Roger Waters:  "[Once the character is completely bricked in, he then] becomes susceptible to the worms. The worms are symbols of negative forces within ourselves, decay. The worms can only get at us because there isn't any light or whatever in our lives." [Schaffner 226]  "So at the end of Hey You he makes this cry for help, but it's too late... he's only singing it to himself, you know, it's no good crying for help if you're sitting in the room all on your own, and only saying it to yourself. All of us I'm sure from time to time have formed sentences in our minds that we would like to say to someone else but we don't say it, you know, well, that's no use, that doesn't help anybody, that's just a game that you're playing with yourself."

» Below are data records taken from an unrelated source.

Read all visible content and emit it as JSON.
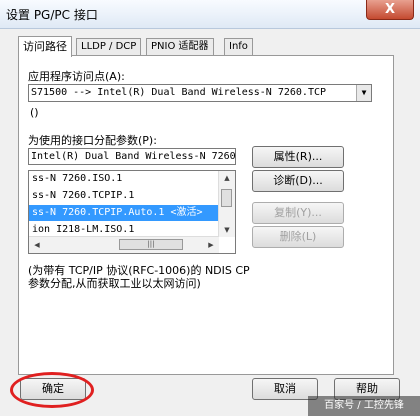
{
  "window": {
    "title": "设置 PG/PC 接口",
    "close_glyph": "X"
  },
  "tabs": [
    {
      "label": "访问路径",
      "active": true
    },
    {
      "label": "LLDP / DCP",
      "active": false
    },
    {
      "label": "PNIO 适配器",
      "active": false
    },
    {
      "label": "Info",
      "active": false
    }
  ],
  "access_point": {
    "label": "应用程序访问点(A):",
    "value": "S71500          --> Intel(R) Dual Band Wireless-N 7260.TCP",
    "sub_text": "()"
  },
  "interface_params": {
    "label": "为使用的接口分配参数(P):",
    "value": "Intel(R) Dual Band Wireless-N 7260",
    "items": [
      {
        "text": "ss-N 7260.ISO.1",
        "selected": false
      },
      {
        "text": "ss-N 7260.TCPIP.1",
        "selected": false
      },
      {
        "text": "ss-N 7260.TCPIP.Auto.1  <激活>",
        "selected": true
      },
      {
        "text": "ion I218-LM.ISO.1",
        "selected": false
      }
    ]
  },
  "side_buttons": {
    "properties": "属性(R)...",
    "diagnostics": "诊断(D)...",
    "copy": "复制(Y)...",
    "delete": "删除(L)"
  },
  "note": "(为带有 TCP/IP 协议(RFC-1006)的 NDIS CP 参数分配,从而获取工业以太网访问)",
  "footer": {
    "ok": "确定",
    "cancel": "取消",
    "help": "帮助"
  },
  "watermark": "百家号 / 工控先锋",
  "colors": {
    "selection": "#3399ff",
    "highlight_ring": "#e02020"
  }
}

So the lyrics blend social commentary and character narrative — but they also have an important meaning in the context of the stage show as well. At this point, the intermission has just finished, and this is the first song sung from behind the fully completed wall. Certain lyrics relate directly to this situation (Hey you, standing in the aisles...), which probably caused a certain amount of surprised discomfort in the audience. The harsh reality of staring at a huge, featureless wall was mitigated to some extant by the projection of Gerald Scarfe animation on the wall itself throughout the second half.

Disc One
In the Flesh?
Thin Ice, The
Another Brick in the Wall part 1
Happiest Days of Our Lives, The
Another Brick in the Wall part 2
Goodbye Blue Sky
Empty Spaces
Young Lust
One of My Turns
Don't Leave Me Now
Another Brick in the Wall part 3
Goodbye Cruel World
Disc Two
Hey You
Is There Anybody Out There?
Nobody Home
Bring the Boys Back Home
Comfortably Numb
Show Must Go On, The
In the Flesh
Run Like Hell
Waiting for the Worms
Trial, The
Outside the Wall


  1. Another song that relates the concept of the stone to The Wall is 'Sysyphus', from Ummagumma. Although it has no vocals, the title says everything ;)

  2. What I feel when I listen this song:
    God (as maybe a superior entity from outer space) starts talking to me, human son, saying the darkness of society is making the light of spiritual heart suffer and cry.
    I feel alone as I've awaken, but they've thrown me outside the wall (hierarchical absolutist capitalism) throwing bottles to the wall, as I'm alone but need to live in society. The light is fading and they urge us to fight, as they (Nibiru, for example) are not far from home as they are coming towards Earth.
    I feel this song related to "wish you were here".
    Anyway, this time the wall wasn't high enough and we're starting to change the world. the dream of this song was listened and comprehended by few, but acted in consequence and here we are.
    Sergio Entrena